▶ _THE RECORDS_:
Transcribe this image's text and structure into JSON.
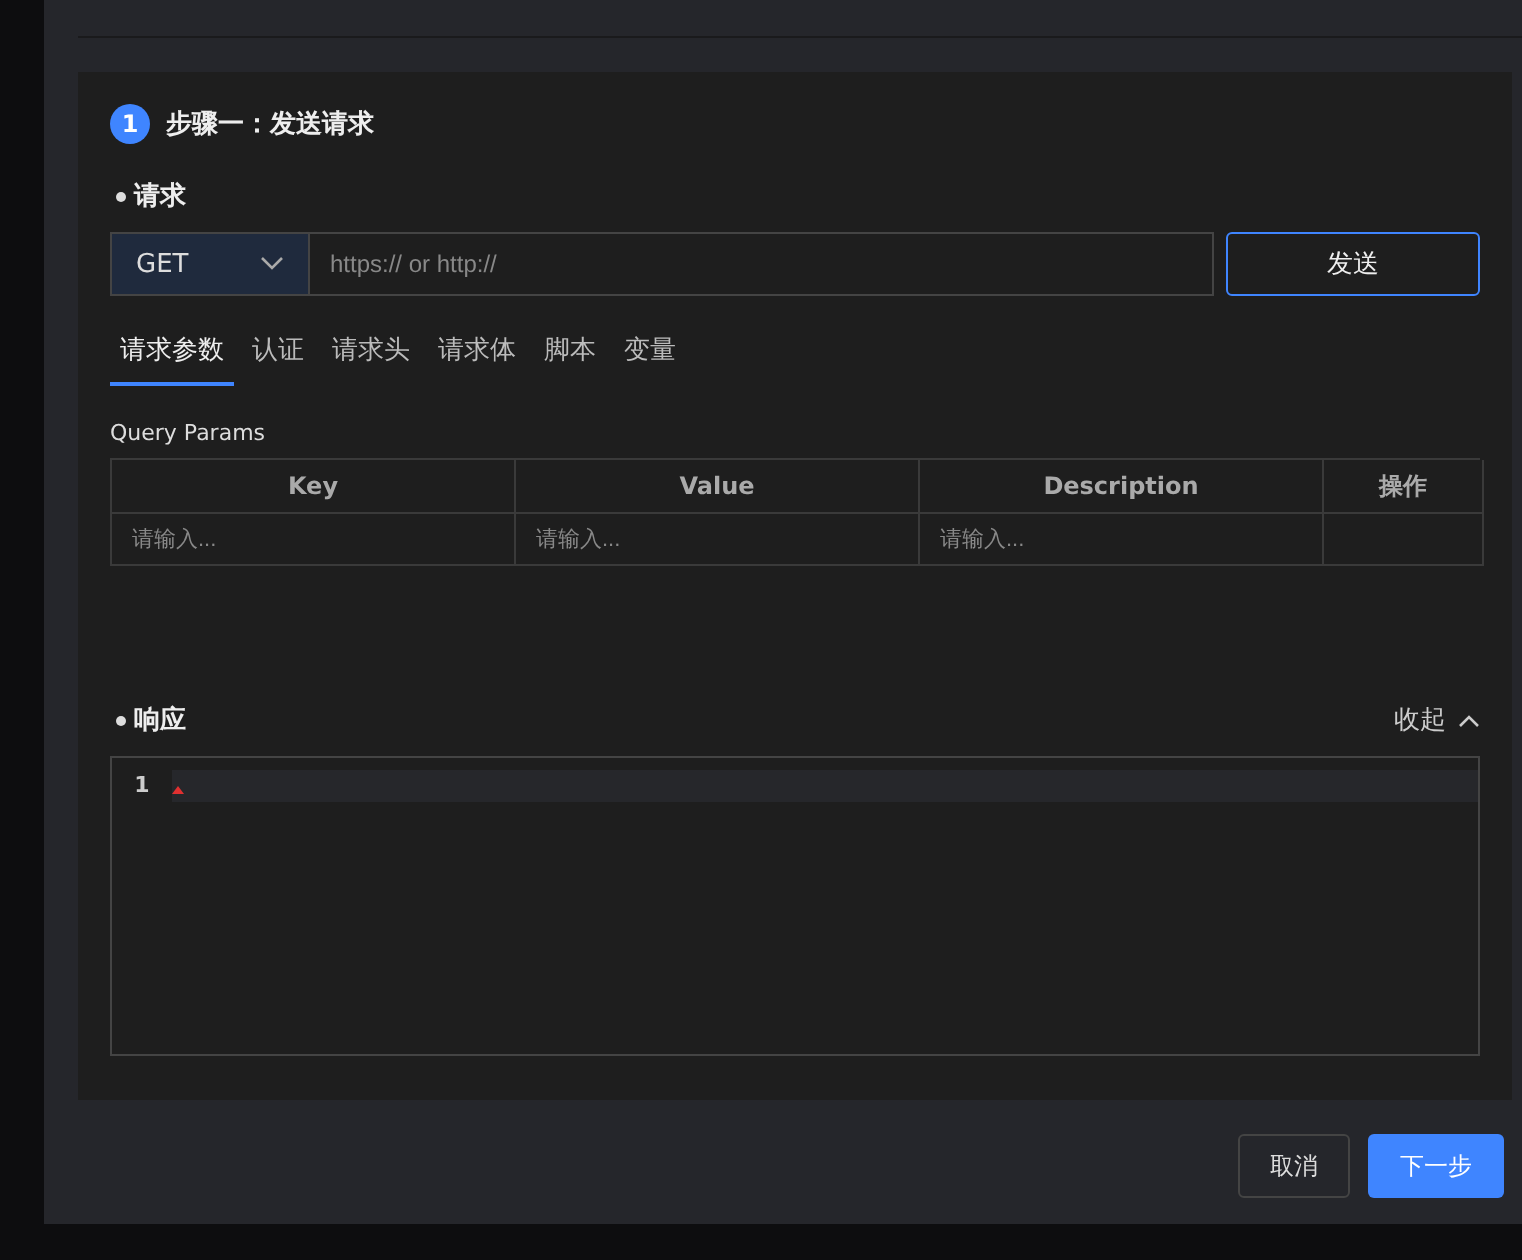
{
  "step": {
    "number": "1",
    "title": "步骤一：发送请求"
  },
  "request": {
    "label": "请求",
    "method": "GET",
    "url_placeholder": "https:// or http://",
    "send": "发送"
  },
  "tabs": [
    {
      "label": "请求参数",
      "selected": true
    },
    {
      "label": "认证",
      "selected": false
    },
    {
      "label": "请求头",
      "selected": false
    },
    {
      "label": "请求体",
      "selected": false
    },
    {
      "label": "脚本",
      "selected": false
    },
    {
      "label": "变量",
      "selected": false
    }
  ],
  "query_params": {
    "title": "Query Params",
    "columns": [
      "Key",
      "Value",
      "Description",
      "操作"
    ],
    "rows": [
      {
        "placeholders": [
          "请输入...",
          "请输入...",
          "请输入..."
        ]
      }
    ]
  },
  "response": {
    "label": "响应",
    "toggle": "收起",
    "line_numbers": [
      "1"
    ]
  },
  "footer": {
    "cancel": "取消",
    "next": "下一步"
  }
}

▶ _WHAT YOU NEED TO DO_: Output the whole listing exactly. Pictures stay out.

▶ _RESULT_:
Transcribe this image's text and structure into JSON.
{
  "step": {
    "number": "1",
    "title": "步骤一：发送请求"
  },
  "request": {
    "label": "请求",
    "method": "GET",
    "url_placeholder": "https:// or http://",
    "send": "发送"
  },
  "tabs": [
    {
      "label": "请求参数",
      "selected": true
    },
    {
      "label": "认证",
      "selected": false
    },
    {
      "label": "请求头",
      "selected": false
    },
    {
      "label": "请求体",
      "selected": false
    },
    {
      "label": "脚本",
      "selected": false
    },
    {
      "label": "变量",
      "selected": false
    }
  ],
  "query_params": {
    "title": "Query Params",
    "columns": [
      "Key",
      "Value",
      "Description",
      "操作"
    ],
    "rows": [
      {
        "placeholders": [
          "请输入...",
          "请输入...",
          "请输入..."
        ]
      }
    ]
  },
  "response": {
    "label": "响应",
    "toggle": "收起",
    "line_numbers": [
      "1"
    ]
  },
  "footer": {
    "cancel": "取消",
    "next": "下一步"
  }
}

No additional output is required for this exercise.